**EXERCISE AIM**
Every entry that follows should be written out again exactly.

**PROVIDED RECORDS**
────────

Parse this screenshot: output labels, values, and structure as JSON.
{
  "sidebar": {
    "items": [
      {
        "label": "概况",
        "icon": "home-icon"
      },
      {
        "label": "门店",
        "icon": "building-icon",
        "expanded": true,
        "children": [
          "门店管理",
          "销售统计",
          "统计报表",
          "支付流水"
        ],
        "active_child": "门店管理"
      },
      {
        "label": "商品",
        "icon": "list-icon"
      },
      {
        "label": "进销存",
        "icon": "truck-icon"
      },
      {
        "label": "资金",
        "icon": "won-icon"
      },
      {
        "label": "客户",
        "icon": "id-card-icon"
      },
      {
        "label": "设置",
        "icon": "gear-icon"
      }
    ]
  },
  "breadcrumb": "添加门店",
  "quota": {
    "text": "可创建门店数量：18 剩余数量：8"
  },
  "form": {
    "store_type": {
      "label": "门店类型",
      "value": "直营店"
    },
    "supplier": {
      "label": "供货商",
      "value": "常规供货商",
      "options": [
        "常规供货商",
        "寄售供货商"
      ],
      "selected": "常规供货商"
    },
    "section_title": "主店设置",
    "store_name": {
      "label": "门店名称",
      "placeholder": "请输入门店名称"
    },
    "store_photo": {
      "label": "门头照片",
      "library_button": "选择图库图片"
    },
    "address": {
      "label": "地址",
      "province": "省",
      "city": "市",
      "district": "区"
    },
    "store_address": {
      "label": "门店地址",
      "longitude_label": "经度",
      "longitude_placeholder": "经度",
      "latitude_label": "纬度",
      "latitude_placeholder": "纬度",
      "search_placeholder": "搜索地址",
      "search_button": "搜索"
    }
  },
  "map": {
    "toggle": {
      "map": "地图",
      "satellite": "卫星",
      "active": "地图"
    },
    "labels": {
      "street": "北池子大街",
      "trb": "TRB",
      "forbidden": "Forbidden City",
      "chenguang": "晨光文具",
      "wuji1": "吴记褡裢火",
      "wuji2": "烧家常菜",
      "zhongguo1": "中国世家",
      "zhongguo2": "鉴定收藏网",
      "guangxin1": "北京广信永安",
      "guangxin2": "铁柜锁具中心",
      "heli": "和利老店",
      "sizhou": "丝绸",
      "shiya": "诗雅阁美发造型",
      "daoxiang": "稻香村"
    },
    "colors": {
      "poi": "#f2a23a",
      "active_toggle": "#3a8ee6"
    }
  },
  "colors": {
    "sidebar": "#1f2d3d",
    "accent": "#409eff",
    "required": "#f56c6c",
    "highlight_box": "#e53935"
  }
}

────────

**ANSWER FOR THE TASK**
Parse this screenshot: output labels, values, and structure as JSON.
{
  "sidebar": {
    "items": [
      {
        "label": "概况",
        "icon": "home-icon"
      },
      {
        "label": "门店",
        "icon": "building-icon",
        "expanded": true,
        "children": [
          "门店管理",
          "销售统计",
          "统计报表",
          "支付流水"
        ],
        "active_child": "门店管理"
      },
      {
        "label": "商品",
        "icon": "list-icon"
      },
      {
        "label": "进销存",
        "icon": "truck-icon"
      },
      {
        "label": "资金",
        "icon": "won-icon"
      },
      {
        "label": "客户",
        "icon": "id-card-icon"
      },
      {
        "label": "设置",
        "icon": "gear-icon"
      }
    ]
  },
  "breadcrumb": "添加门店",
  "quota": {
    "text": "可创建门店数量：18 剩余数量：8"
  },
  "form": {
    "store_type": {
      "label": "门店类型",
      "value": "直营店"
    },
    "supplier": {
      "label": "供货商",
      "value": "常规供货商",
      "options": [
        "常规供货商",
        "寄售供货商"
      ],
      "selected": "常规供货商"
    },
    "section_title": "主店设置",
    "store_name": {
      "label": "门店名称",
      "placeholder": "请输入门店名称"
    },
    "store_photo": {
      "label": "门头照片",
      "library_button": "选择图库图片"
    },
    "address": {
      "label": "地址",
      "province": "省",
      "city": "市",
      "district": "区"
    },
    "store_address": {
      "label": "门店地址",
      "longitude_label": "经度",
      "longitude_placeholder": "经度",
      "latitude_label": "纬度",
      "latitude_placeholder": "纬度",
      "search_placeholder": "搜索地址",
      "search_button": "搜索"
    }
  },
  "map": {
    "toggle": {
      "map": "地图",
      "satellite": "卫星",
      "active": "地图"
    },
    "labels": {
      "street": "北池子大街",
      "trb": "TRB",
      "forbidden": "Forbidden City",
      "chenguang": "晨光文具",
      "wuji1": "吴记褡裢火",
      "wuji2": "烧家常菜",
      "zhongguo1": "中国世家",
      "zhongguo2": "鉴定收藏网",
      "guangxin1": "北京广信永安",
      "guangxin2": "铁柜锁具中心",
      "heli": "和利老店",
      "sizhou": "丝绸",
      "shiya": "诗雅阁美发造型",
      "daoxiang": "稻香村"
    },
    "colors": {
      "poi": "#f2a23a",
      "active_toggle": "#3a8ee6"
    }
  },
  "colors": {
    "sidebar": "#1f2d3d",
    "accent": "#409eff",
    "required": "#f56c6c",
    "highlight_box": "#e53935"
  }
}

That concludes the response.